The solution: States should revise their marriage statutes to make them accessible to those beyond their boundaries. And technological advances including video conferencing – such as Skype – would allow for this just as it has “transformed corporate deal closings,” they argue.
“Even though this sounds like a really novel proposal, it’s not: Law has always been something you can sell across jurisdictions,” Kuykendall said. “So we think people are just being literal in this assumption that you have to be physically present in a state to consume its marriage law.”
The researchers began working on their E-Marriage Project after California passed Proposal 8 in 2008, which in effect simply banned the word “marriage” for same-sex couples, but didn’t strip other rights, she said.
States have always authorized and sanctioned marriage performed outside their borders, the researchers said. Case in point: proxy marriage, a wedding in which the bride or groom is represented by someone else (often used by military couples). But distance marriage is a much more cost-friendly alternative.
While all couples could benefit from e-marriage convenience, it’s especially beneficial for same-sex couples, Kuykendall and Candeub write. For example, Vermont is one of six states that authorize same-sex marriage. So a couple living in Louisiana could celebrate a wedding on their home soil, surrounded by family and friends, under Vermont law with a Vermont marriage license.
So what’s in it for states?
They could set their own parameters, thereby fostering competition. With options on the table, couples could choose the legal forms of marriage they like best. And the fees associated with such marriages could earn states much-needed revenue, Kuykendall said.
Vermont legislators have expressed some interest in the researchers’ proposal, but Kuykendall and Candeub urge legislatures from other states to start talking and to offer public hearings.
“Every time states liberalize, they get nervous.
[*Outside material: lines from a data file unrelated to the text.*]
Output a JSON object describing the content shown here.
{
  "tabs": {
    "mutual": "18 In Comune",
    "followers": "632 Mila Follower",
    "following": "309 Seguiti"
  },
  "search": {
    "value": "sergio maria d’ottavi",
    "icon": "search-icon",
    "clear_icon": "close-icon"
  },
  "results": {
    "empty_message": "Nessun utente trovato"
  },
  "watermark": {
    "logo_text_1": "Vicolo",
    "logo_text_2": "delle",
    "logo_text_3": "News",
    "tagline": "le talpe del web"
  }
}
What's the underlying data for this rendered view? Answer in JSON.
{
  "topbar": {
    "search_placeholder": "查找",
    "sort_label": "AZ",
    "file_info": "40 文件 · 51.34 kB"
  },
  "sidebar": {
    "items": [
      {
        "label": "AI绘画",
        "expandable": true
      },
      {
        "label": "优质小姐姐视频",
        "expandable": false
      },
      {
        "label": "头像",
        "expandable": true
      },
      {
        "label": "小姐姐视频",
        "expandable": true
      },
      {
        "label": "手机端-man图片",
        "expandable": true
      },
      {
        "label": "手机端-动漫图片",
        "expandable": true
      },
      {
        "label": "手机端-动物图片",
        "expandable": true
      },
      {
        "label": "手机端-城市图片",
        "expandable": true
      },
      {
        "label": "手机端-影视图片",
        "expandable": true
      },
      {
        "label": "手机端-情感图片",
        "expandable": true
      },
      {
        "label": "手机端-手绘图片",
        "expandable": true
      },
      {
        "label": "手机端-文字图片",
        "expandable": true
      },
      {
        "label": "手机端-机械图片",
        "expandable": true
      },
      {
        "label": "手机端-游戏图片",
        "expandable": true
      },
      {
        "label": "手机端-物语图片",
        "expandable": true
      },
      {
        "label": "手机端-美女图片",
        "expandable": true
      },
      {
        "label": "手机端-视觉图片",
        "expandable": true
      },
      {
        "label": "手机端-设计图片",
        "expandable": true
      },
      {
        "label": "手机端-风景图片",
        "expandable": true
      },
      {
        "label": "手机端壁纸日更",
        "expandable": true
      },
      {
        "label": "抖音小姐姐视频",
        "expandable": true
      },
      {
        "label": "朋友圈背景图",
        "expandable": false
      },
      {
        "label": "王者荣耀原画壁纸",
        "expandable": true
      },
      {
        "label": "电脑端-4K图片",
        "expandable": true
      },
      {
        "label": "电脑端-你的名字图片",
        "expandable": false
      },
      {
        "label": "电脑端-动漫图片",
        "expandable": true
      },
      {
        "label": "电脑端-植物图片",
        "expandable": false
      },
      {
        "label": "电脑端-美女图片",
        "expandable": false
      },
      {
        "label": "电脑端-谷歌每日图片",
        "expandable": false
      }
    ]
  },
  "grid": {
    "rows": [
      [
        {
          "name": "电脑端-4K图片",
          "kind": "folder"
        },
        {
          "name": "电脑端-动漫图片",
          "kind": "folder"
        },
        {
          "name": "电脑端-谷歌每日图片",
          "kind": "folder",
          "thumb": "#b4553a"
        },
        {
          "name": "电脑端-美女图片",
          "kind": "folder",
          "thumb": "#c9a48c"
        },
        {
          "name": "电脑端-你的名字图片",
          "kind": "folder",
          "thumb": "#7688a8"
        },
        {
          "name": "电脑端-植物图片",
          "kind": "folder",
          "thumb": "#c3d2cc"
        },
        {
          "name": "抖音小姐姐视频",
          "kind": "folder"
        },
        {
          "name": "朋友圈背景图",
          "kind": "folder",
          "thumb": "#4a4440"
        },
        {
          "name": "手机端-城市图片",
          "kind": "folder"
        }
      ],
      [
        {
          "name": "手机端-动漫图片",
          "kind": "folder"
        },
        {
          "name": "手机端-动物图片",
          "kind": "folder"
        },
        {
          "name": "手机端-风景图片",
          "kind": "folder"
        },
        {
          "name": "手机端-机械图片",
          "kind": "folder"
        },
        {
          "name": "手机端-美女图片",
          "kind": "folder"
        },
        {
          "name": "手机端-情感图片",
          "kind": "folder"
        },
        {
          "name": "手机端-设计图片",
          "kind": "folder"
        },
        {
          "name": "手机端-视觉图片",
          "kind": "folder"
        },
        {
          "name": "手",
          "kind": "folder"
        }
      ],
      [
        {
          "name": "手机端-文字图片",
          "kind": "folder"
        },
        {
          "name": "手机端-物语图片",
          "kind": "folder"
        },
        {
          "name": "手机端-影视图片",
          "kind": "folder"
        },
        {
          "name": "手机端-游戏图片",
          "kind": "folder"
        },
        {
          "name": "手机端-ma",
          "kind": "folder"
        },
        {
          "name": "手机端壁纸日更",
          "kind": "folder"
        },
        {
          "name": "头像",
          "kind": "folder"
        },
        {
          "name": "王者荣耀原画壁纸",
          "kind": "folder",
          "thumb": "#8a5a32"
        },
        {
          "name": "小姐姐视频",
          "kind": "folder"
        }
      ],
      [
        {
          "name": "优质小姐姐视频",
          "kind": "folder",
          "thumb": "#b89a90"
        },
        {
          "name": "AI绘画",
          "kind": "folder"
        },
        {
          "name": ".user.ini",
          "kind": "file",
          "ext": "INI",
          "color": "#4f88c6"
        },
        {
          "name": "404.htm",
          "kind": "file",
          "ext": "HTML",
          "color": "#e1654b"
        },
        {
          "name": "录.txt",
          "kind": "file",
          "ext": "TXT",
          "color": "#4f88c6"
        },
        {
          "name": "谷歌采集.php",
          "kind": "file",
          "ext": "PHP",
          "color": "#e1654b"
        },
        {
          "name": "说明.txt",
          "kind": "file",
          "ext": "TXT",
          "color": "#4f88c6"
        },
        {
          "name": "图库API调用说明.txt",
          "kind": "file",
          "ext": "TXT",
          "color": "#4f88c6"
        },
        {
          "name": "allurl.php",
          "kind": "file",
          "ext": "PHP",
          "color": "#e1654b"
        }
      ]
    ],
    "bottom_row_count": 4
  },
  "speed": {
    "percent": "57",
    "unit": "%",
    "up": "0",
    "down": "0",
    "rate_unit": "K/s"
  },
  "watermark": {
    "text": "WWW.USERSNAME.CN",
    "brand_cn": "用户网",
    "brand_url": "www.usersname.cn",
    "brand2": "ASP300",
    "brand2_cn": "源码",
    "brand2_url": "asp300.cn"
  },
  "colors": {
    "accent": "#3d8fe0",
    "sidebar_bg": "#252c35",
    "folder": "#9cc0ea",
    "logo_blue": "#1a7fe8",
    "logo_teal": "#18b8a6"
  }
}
But we urge states to stop being nervous and modernize their marriage laws,” Kuykendall said. “Michigan could get publicity and money for being innovative about something other than trying to make a car that somebody will buy.”